Why are we so ignored? Certainly part of it is the urban-centric thinking of urban people, who often imagine that if everyone doesn't actually live in the city, at the very least, they all want to.

But it  also has to do with markets. Poor people + thin population = not very much money to be made. I don't mean to suggest that charter operators are rapacious bloodsuckers that must find enough victims to slake their prodigious bloodlust (though some do fit that description). But business people gotta business, and there are lots of businesses that don't operate in rural areas because there isn't enough market to support them (more every day). Charters have largely avoided rural areas for the same reason Tiffany and Lexus dealers do-- the market just isn't there. And it's a harder market to crack because our local public schools are part of our community and personal identity.

Rural areas have been hit by cyber-charters, and I do mean hit, because everywhere they land they do serious damage to the local public system (particularly here in PA). Vouchers require choices, but those are actually eroding as populations decrease and cyber-charters suck the blood from local budgets.

All of this matters when considering Smarick's call for philanthropic interest in rural areas.

First, the lack of major reform inroads in rural areas means that there's not a lot for a reform-minded deep-pocketed money-tosser to toss money toward. I mean, they could do crazy stuff like assume that local public schools know what they're doing and just, I don't know, offer to help fund that. But that would be crazy talk. Particularly for today's philanthropists.

I was surprised to see Betsy DeVos referenced in a recent Chalkbeat story as a "billionaire philanthropist" which is a curious title since DeVos herself has been famously clear that she expects a return on her money. But philanthropy is different these days, whether we're talking about venture philanthropy or the plain old phauxlanthropy of Gates and Walton, or the cool new version of Zuckerberg and Chan which really isn't a philanthropy at all-- in all cases we're talking about ways to use money to exercise power and influence without having to bother with things like elections. It's commerce, not philanthropy.

Smarick's examples of groups working the rural ed scene is not terribly encouraging. For instance, Teach for America now has a "Rural School Leadership Academy"? Lord help us all. This is one more attempt to create a parallel education system based on nothing but money and intentions to rewrite the system. No, thank you. Smarick also cites the Kahn Academy library of videos as an example of personalized learning, but I think the term "algorithmically-mediated lessons" better. And he also cites some high-concept charters, which would move students and money out of rural public schools. None of these "opportunities" exactly excites me as a small-town/rural education guy.

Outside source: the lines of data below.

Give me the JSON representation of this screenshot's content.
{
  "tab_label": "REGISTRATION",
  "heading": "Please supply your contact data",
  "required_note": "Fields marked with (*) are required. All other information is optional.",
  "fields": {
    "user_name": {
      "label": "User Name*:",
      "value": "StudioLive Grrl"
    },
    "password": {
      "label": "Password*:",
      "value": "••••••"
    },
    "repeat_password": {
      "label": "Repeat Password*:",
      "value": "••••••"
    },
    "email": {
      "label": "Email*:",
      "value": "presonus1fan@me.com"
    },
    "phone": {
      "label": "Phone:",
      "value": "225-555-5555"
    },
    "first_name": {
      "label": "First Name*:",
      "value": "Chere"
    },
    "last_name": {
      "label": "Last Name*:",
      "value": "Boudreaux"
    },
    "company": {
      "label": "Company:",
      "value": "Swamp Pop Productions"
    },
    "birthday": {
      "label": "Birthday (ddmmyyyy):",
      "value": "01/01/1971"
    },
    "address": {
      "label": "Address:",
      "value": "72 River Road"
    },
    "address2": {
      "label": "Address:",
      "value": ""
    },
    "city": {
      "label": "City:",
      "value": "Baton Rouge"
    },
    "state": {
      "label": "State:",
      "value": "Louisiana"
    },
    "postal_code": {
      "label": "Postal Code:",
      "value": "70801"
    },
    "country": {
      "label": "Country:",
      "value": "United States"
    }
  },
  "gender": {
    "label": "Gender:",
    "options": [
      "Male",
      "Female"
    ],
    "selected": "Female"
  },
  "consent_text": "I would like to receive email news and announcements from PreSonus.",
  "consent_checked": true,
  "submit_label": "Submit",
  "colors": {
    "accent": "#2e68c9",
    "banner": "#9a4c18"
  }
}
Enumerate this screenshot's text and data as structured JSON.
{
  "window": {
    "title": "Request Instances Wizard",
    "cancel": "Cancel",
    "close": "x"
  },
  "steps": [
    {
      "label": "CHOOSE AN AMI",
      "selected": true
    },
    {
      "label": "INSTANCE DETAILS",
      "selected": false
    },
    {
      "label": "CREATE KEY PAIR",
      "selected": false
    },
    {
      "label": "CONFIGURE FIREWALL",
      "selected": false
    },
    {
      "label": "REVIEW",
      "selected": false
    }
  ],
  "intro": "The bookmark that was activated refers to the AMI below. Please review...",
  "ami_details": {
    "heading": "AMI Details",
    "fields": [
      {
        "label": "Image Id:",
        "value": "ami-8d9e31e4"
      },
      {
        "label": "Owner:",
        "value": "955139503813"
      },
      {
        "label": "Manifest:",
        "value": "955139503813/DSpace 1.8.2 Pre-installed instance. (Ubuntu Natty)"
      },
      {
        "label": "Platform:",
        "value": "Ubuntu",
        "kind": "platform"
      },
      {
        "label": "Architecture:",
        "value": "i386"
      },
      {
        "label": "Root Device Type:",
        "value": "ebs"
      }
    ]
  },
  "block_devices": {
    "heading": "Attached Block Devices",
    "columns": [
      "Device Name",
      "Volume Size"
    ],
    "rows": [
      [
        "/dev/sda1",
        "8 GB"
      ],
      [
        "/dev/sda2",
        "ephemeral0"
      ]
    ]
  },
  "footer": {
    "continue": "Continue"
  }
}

There is a nice program for helping connect rural students to colleges, and that one seems pretty helpful.

Smarick's focus on philanthropy is, of course, appropriate for the article source. He and I disagree on some of the solutions offered here, but we do agree on some of the problems diagnosed. The easiest issue to solve is the communication one-- for people who want to know more about what's happening in small town and rural schools, just come visit, ask, talk to us. There's a hotel and a couple of nice bed and breakfasts in town, and I have a phone and internet connection. I and people like me are even capable of traveling off to the big city. Feel free to get ahold of any of us.


  1. Even good online charters, while a boon to individual families, are a pernicious influence on rural schools. Caring parents have the option to ignore the dismal opportunities available to most children in their area by getting free school at home. These families no longer need to fight the system and advocate for better local public schools.

    1. Exactly. Our society is one of replace, instead of repair. Fixing and repairing is so much more satisfying than replacing something, but it takes more effort. Most of us aren't interested in that. Tis a symptom of our cultural/societal decline.